Posted on March 4, 2013 | 1 Comment | Edit
Okay, this is just too much to take let alone let slide. The news channels are treating the current “Conclave” of “princes of the church” with a great deal of respect, even in reporting such as is to be found in the article posted here. Yes, there is a hint of derision, but at most subtle derision and little in the sense of outrage, outrage that need not be of the editorial kind, but reporting that at least points to the principles violated, the meaning of such violations, and the issue of respect for the authority of the people involved and the fact that they do go about their business treated as “holy” people, people somehow different from the rest who are to be understood to be of real importance for reasons other than what reasonably qualifies one to be treated as an important person. That importance, the importance of the church hierarchy, has been based on the moral authority of those who are anointed to serve in high places in the church. Recent history, which, it appears goes back a long way, points to the FACT that these people, and they are people, have what most sensible human beings would consider to be a truly corrupted sense of morality and their importance really resides in the criminal deeds in which they have participated or refused to acknowledge, the latter leading to the continuation of horrific behavior that led to horrific consequences for the victims.

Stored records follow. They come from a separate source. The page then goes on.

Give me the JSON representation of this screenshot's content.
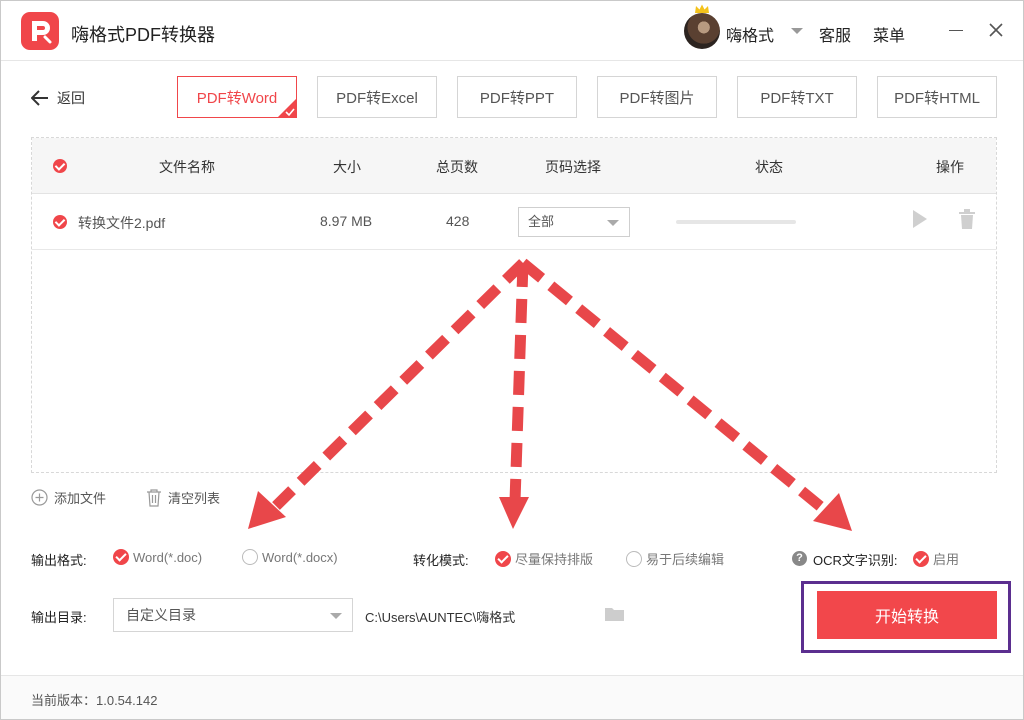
{
  "app": {
    "title": "嗨格式PDF转换器",
    "username": "嗨格式",
    "service": "客服",
    "menu": "菜单"
  },
  "nav": {
    "back": "返回"
  },
  "tabs": [
    {
      "label": "PDF转Word",
      "active": true
    },
    {
      "label": "PDF转Excel",
      "active": false
    },
    {
      "label": "PDF转PPT",
      "active": false
    },
    {
      "label": "PDF转图片",
      "active": false
    },
    {
      "label": "PDF转TXT",
      "active": false
    },
    {
      "label": "PDF转HTML",
      "active": false
    }
  ],
  "table": {
    "headers": {
      "name": "文件名称",
      "size": "大小",
      "pages": "总页数",
      "page_select": "页码选择",
      "status": "状态",
      "actions": "操作"
    },
    "rows": [
      {
        "name": "转换文件2.pdf",
        "size": "8.97 MB",
        "pages": "428",
        "page_select": "全部",
        "progress": 0
      }
    ]
  },
  "actions": {
    "add_file": "添加文件",
    "clear_list": "清空列表"
  },
  "options": {
    "format_label": "输出格式:",
    "format_doc": "Word(*.doc)",
    "format_docx": "Word(*.docx)",
    "mode_label": "转化模式:",
    "mode_keep_layout": "尽量保持排版",
    "mode_easy_edit": "易于后续编辑",
    "ocr_label": "OCR文字识别:",
    "ocr_enable": "启用"
  },
  "output": {
    "dir_label": "输出目录:",
    "dir_select": "自定义目录",
    "dir_path": "C:\\Users\\AUNTEC\\嗨格式"
  },
  "start_button": "开始转换",
  "footer": {
    "version": "当前版本：1.0.54.142"
  },
  "colors": {
    "accent": "#f0464a",
    "highlight_border": "#5b2e8f",
    "arrow": "#e8474a"
  },
  "icons": [
    "logo-icon",
    "back-arrow-icon",
    "crown-icon",
    "close-icon",
    "minimize-icon",
    "play-icon",
    "trash-icon",
    "add-icon",
    "folder-icon",
    "help-icon"
  ]
}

To treat pedophilia in the way it is treated when it takes place in the church is to deny, yes deny, the grotesque nature of the crimes committed and, to hear the criminals ask for forgiveness as though they are more deserving of such that others who have committed similarly terrible criminal acts against children, against children, is beyond any sensible sense of morality I have ever encountered. Still, the pleas of forgiveness are made in such a way as to try to place the miscreants in a different category of failed being, a category that somehow preserves holiness, that makes the criminality appear to be a tragedy for the perpetrator and, every article read seems to report in such a way as to somehow hint to the reader that such is the case, a holy person fallen from the heights when, in reality, this person, because of his behavior never was in anyway “holy” (in a sensible telling of reality, the notion of holiness would have been dismissed from the get-go), and that this entity we call a church has no authority to confer such status because it, in and of itself, cannot be holy considering the kinds of sinful behavior it, in its “better” moments ignored, and which, in reality it actually condoned. For those who want to bristle at the charge that the absolutely irredeemable actions of the church are characterized by use of the word “condoned,” I say another term that accurately conveys the true sense of what has occurred would be “instigated,” valid because the whole set of beliefs that the church argues are writ holy allow for those within to think in ways that sensible people would not, in the belief that what they do is a manifestation of the will of a force more powerful than themselves. And there it is that, as Christopher Hitchens so effectively argues, not only is the god worshipped by these people not good, such a absurd and ridiculous posturing provides further evidence that “religion [at least this particular religion] poisons everything.